As the Columbia Daily Tribune’s sports editor, Kent Heitholt’s face and byline are familiar. Known to friends as “Heity,” he joins the Tribune in October of 1996, following ten years with The Times of Shreveport, La.
He was a large, generous man with an appetite for fun, family, Chinese buffets, and athletics. The son of a coach, Heitholt saw his role as more of a civic leader than a run-of-the-mill columnist.
Heitholt, a Lawrence, Missouri native, was found bludgeoned and strangled to death a little before 2:30 a.m. Nov. 1, 2001, in a parking lot adjacent to the newspaper’s offices. Fresh off his fifth anniversary on the job, he was attacked after he walked out the side door, spoke with a cohort, and perhaps lingered to feed a cat.
Minutes later, he was discovered face down in a pool of crimson. There was a cleaning lady who witnessed two young men near Heitholt’s car. She provided physical and facial descriptions, which formed the basis of two separate police illustrations.
Three Years Later.
Ryan Ferguson and Charles Erickson, both 19, are arrested after word circulates that Erickson is implicating himself in the killing. There is strangeness in his implication – it sounds more like a disjointed illusion than an intimate account steeped in truth. Nonetheless, Ferguson and Erickson are arrested March 10, 2004.
Erickson thinks the murder is something that came to him in a dream. He has a hard enough time living with his own tumultuous inner ups and downs, his recurring, raging melancholy. But now he is trapped in a ceaseless bout with stark unbelief. Could I have done it? Did I do it? Exactly why would I do such a thing? Radically introspective, he becomes his own investigator. Could I have done such a thing? Could I? Could we?
At first, Erickson is a barrel full of false assumptions. Following extensive police questioning, the murder suspect’s memory changes – it gets more descriptive, more vivid, and almost infallible.
Columbia police investigators are eager to close this high-profile case. How far will they go to achieve closure? Did they coax a feeble, mentally-incomplete teenager into making a confession that fits the crime scene? Did their frustration and inability to solve the case force them to play havoc with his brain?

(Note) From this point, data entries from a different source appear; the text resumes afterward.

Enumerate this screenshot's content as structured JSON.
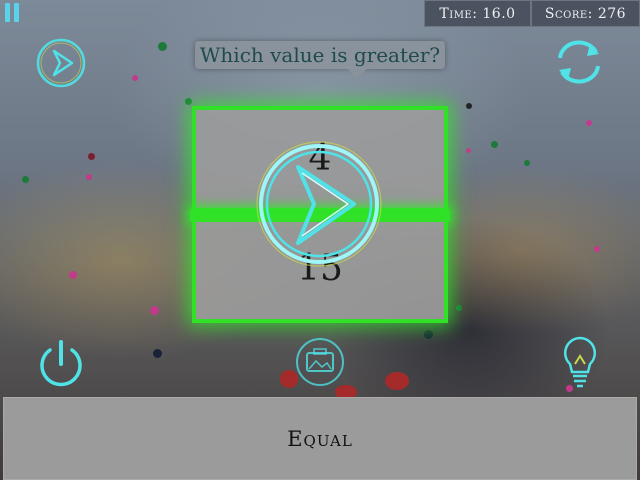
{
  "hud": {
    "time_label": "Time: 16.0",
    "score_label": "Score: 276"
  },
  "question": {
    "text": "Which value is greater?"
  },
  "cards": {
    "top_value": "4",
    "bottom_value": "15"
  },
  "answer": {
    "equal_label": "Equal"
  },
  "icons": {
    "pause": "pause-icon",
    "play": "play-icon",
    "restart": "refresh-icon",
    "power": "power-icon",
    "screenshot": "camera-icon",
    "hint": "lightbulb-icon",
    "center": "play-icon"
  },
  "colors": {
    "neon": "#4fe3e8",
    "highlight": "#32e028",
    "hud_bg": "#4b5260",
    "card_bg": "#9b9b9b"
  }
}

Who Killed Kent Heitholt?
The community is convinced that something evil has turned the souls of two local boys into poison. Tolerate savagery on the streets of Columbia? No way, say locals. Evil people often don’t look evil. But we here in Columbia are convinced these two punks are evil.
Erickson is the star witness against Ferguson, though his affirmations should hardly have kept the dogs of reason and doubt at bay. None of the forensic evidence gathered at the crime scene – fingerprints, footprints, the copious amounts of blood, nor the hair clutched in Heitholt’s hand – link Ferguson or Erickson to the crime.
Yet, Erickson’s shrewdly-orchestrated testimony, coupled with a convincing eye witness indentification from a custodian named Jerry Trump, seals Ryan’s fate.
A pair of sentences are doled out to Ryan and Chuck. Forty years for Ferguson. Twenty five for Erickson.
Hard Questions Follow
Discrepant truths are revealed. Multiple recantations. Missed opportunities. Coercion. An overlooked suspect.
This is the first of a series of articles about the conviction of Ryan Ferguson. Ryan is making his fourteenth attempt to overturn the 2005 murder conviction. A hearing has been set for September 10. To coincide with the hearing, Brian will release a chronicle of the trial and its aftermath: “Free Ryan Ferguson: (c) 101 Reasons Why Ryan Should Be Released.” This free, downloadable ebook is available September 3. For more information about Ryan’s plight, visit www.freeryanferguson.com